There are considerable challenges in managing events, particularly in ensuring that the activities support the aims of the organisation and provide a positive return. Many not-for-profit organisations do not have the resources available for a dedicated events team. Subcommittees can be useful in overcoming these constraints by encouraging staff and volunteer participation, while also enabling a range of people and skills to become involved in planning and conducting an event.

Events should be evaluated against objectives to justify the commitment and resources. For example, it may be useful to evaluate the effectiveness of an event in regard to fundraising, staff resources, financial return and awareness.

Ensure that there is sufficient time to consider media releases and promotion for your event.

Ensure that there is sufficient time to consider media releases and promotion for your event.

Business Sponsorship is often required to support community events and it is critical that an organisation is able to demonstrate tangible benefits for this support. Not-for-profit organisations should prepare information packages that outline the benefits of sponsorship, including the audience reach and ongoing coverage. It is often useful to determine whether an event attracts a particular demographic and to target businesses who wish to reach a similar target market.

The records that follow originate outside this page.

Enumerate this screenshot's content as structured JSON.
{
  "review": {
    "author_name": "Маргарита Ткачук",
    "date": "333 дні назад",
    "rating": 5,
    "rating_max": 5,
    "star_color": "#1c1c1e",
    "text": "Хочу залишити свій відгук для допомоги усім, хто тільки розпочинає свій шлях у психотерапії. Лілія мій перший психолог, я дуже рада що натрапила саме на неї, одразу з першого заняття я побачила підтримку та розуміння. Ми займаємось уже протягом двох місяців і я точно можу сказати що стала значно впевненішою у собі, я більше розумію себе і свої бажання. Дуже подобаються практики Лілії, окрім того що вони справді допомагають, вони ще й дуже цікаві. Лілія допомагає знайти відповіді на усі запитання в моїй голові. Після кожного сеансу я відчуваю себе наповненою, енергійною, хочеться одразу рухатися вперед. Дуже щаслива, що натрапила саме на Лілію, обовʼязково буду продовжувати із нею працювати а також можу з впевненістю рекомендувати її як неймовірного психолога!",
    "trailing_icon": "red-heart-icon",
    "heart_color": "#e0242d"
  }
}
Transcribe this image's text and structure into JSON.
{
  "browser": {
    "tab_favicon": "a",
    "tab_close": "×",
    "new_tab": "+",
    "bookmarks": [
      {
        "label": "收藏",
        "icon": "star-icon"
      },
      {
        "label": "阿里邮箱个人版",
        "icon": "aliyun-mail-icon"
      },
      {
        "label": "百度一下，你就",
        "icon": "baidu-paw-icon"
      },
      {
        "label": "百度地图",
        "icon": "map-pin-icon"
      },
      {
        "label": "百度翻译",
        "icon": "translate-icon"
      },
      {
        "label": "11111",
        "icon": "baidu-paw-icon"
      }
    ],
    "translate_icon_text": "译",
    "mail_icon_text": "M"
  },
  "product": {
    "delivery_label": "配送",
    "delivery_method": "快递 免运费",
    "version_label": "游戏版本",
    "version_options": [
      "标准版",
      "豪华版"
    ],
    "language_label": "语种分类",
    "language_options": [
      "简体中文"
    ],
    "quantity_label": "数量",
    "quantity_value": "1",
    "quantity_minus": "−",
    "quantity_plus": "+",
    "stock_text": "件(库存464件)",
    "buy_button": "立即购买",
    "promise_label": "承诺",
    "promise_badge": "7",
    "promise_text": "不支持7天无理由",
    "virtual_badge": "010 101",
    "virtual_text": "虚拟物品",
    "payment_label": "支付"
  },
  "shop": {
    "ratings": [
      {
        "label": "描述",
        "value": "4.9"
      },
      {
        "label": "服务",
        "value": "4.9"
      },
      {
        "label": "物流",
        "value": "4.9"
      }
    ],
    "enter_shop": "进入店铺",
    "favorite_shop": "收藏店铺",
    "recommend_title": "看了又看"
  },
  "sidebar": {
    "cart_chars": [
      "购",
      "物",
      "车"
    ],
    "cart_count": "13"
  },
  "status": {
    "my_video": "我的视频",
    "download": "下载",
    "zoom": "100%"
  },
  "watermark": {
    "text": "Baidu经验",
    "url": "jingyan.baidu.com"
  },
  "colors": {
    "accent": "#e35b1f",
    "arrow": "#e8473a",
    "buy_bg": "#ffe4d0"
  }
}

Several levels of sponsorship should be provided, with clear differences in value between each package. Providing a range of sponsorship packages, enables several businesses to become involved and encourages the potential to upgrade support in future years.

Businesses should be encouraged to be present during the event and to see first-hand the results of their investment. Providing photographs and videos also enables businesses with ongoing materials from the event and can support discussions for support in future years.

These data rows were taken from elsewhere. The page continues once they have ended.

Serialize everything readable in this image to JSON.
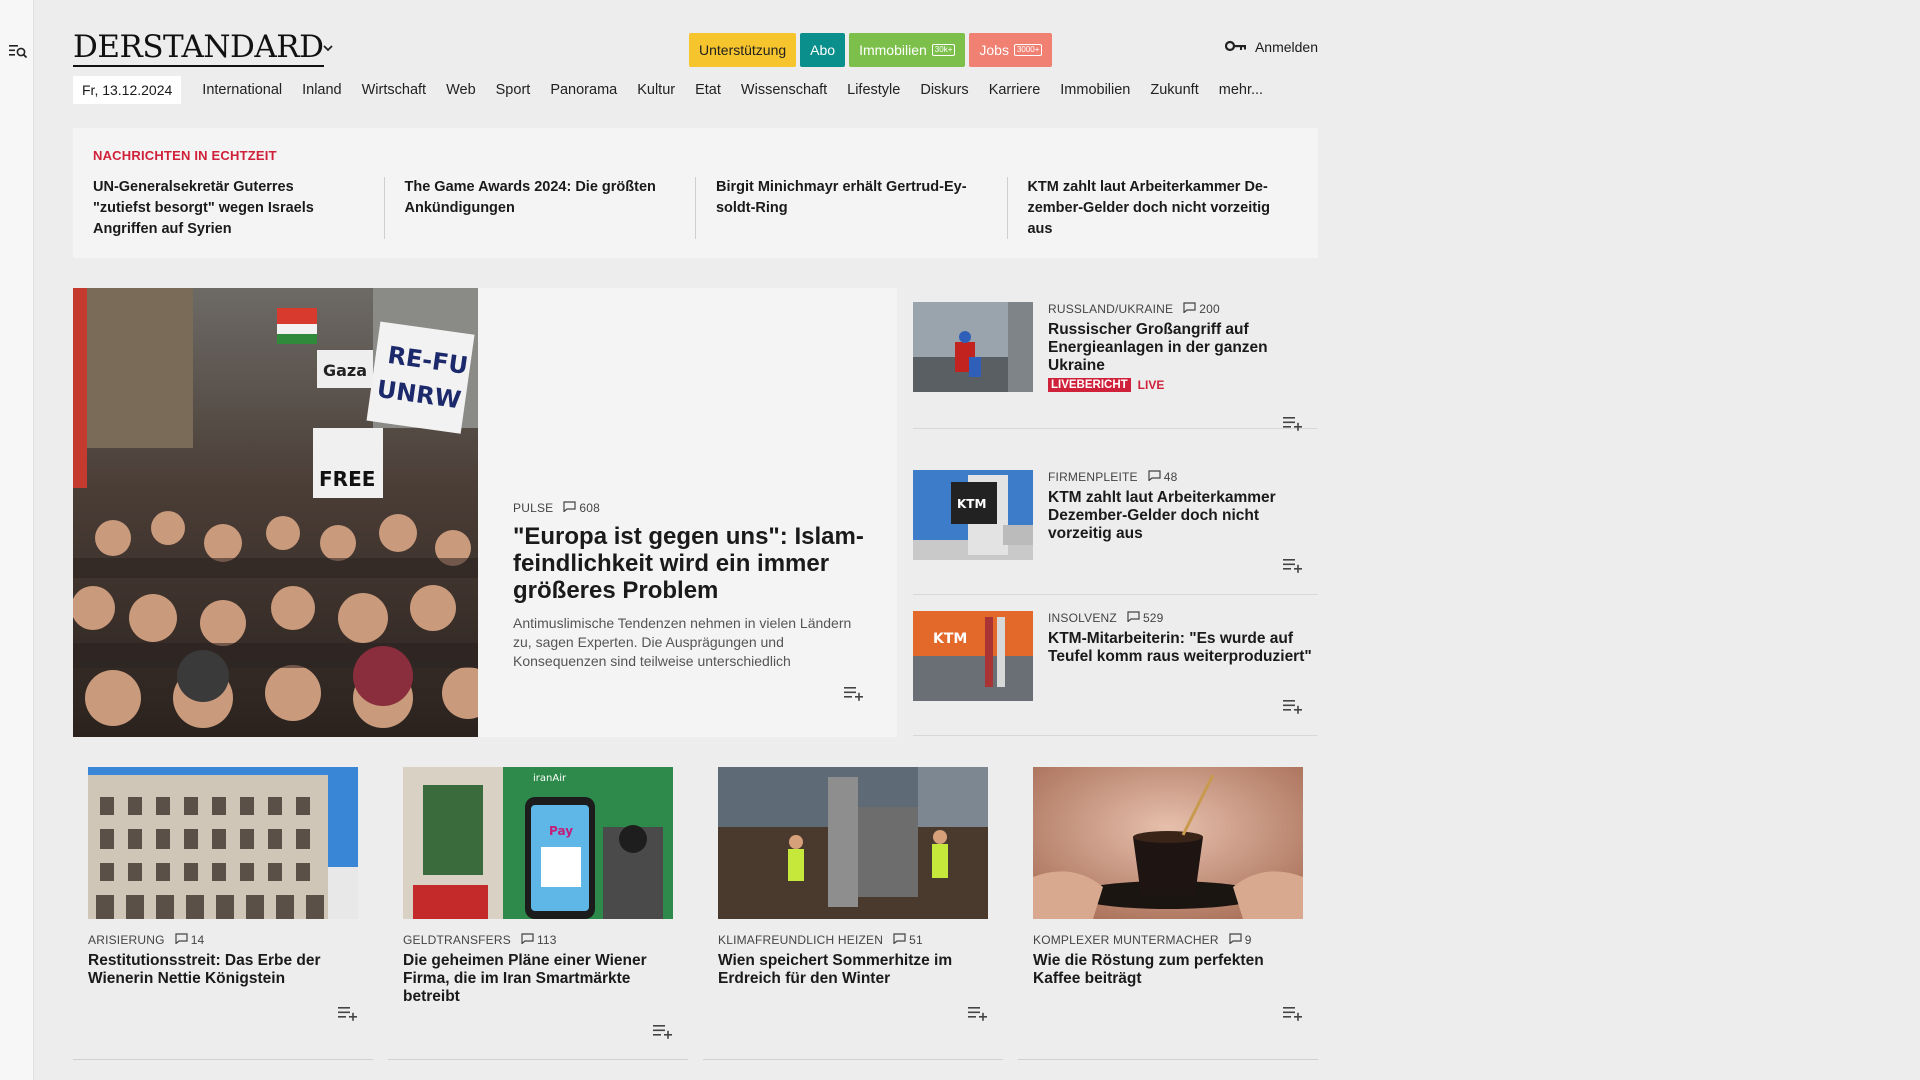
{
  "header": {
    "logo": "DERSTANDARD",
    "pills": [
      {
        "label": "Unterstützung"
      },
      {
        "label": "Abo"
      },
      {
        "label": "Immobilien",
        "badge": "30k+"
      },
      {
        "label": "Jobs",
        "badge": "3000+"
      }
    ],
    "login_label": "Anmelden"
  },
  "nav": {
    "date": "Fr, 13.12.2024",
    "items": [
      "International",
      "Inland",
      "Wirtschaft",
      "Web",
      "Sport",
      "Panorama",
      "Kultur",
      "Etat",
      "Wissenschaft",
      "Lifestyle",
      "Diskurs",
      "Karriere",
      "Immobilien",
      "Zukunft",
      "mehr..."
    ]
  },
  "ticker": {
    "heading": "NACHRICHTEN IN ECHTZEIT",
    "items": [
      "UN-Generalsekretär Guterres \"zutiefst besorgt\" wegen Israels Angriffen auf Syrien",
      "The Game Awards 2024: Die größten Ankündigungen",
      "Birgit Minichmayr erhält Gertrud-Ey­soldt-Ring",
      "KTM zahlt laut Arbeiterkammer De­zember-Gelder doch nicht vorzeitig aus"
    ]
  },
  "hero": {
    "kicker": "PULSE",
    "comments": "608",
    "title": "\"Europa ist gegen uns\": Islam­feindlichkeit wird ein immer größeres Problem",
    "teaser": "Antimuslimische Tendenzen nehmen in vielen Ländern zu, sagen Experten. Die Ausprägungen und Konsequenzen sind teilweise unterschiedlich",
    "sign_texts": [
      "RE-FU",
      "UNRW",
      "Gaza",
      "FREE"
    ]
  },
  "side_articles": [
    {
      "kicker": "RUSSLAND/UKRAINE",
      "comments": "200",
      "title": "Russischer Großangriff auf Energieanlagen in der ganzen Ukraine",
      "live_badge": "LIVEBERICHT",
      "live_text": "LIVE"
    },
    {
      "kicker": "FIRMENPLEITE",
      "comments": "48",
      "title": "KTM zahlt laut Arbeiterkammer Dezember-Gelder doch nicht vorzeitig aus",
      "img_logo": "KTM"
    },
    {
      "kicker": "INSOLVENZ",
      "comments": "529",
      "title": "KTM-Mitarbeiterin: \"Es wurde auf Teufel komm raus weiterpro­duziert\"",
      "img_logo": "KTM"
    }
  ],
  "grid_articles": [
    {
      "kicker": "ARISIERUNG",
      "comments": "14",
      "title": "Restitutionsstreit: Das Erbe der Wienerin Nettie Königstein"
    },
    {
      "kicker": "GELDTRANSFERS",
      "comments": "113",
      "title": "Die geheimen Pläne einer Wiener Firma, die im Iran Smartmärkte betreibt",
      "img_labels": [
        "iranAir",
        "Pay"
      ]
    },
    {
      "kicker": "KLIMAFREUNDLICH HEIZEN",
      "comments": "51",
      "title": "Wien speichert Sommerhitze im Erdreich für den Winter"
    },
    {
      "kicker": "KOMPLEXER MUNTERMACHER",
      "comments": "9",
      "title": "Wie die Röstung zum perfekten Kaffee beiträgt"
    }
  ],
  "colors": {
    "support": "#f6c42c",
    "abo": "#0b8f8c",
    "immobilien": "#7cc04b",
    "jobs": "#f08072",
    "accent_red": "#d0213a"
  },
  "icons": [
    "search-menu-icon",
    "chevron-down-icon",
    "key-icon",
    "comment-icon",
    "playlist-add-icon"
  ]
}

Events also need to be sufficiently promoted and it is often useful to plan backwards when organising an event. This approach will help ensure that invitations, media releases and other promotional tools are dispatched in time.

Media releases should be relevant to the audience of the media outlet to assist in coverage. Often it useful to speak to a journalist directly to reiterate key points from the media release. Journalists will not be able to cover every aspect of an event so ensure that the essential information is conveyed in the media release and during conversation.

The Workshop received extremely positive feedback and will hopefully assist organisations in planning and conducting their events.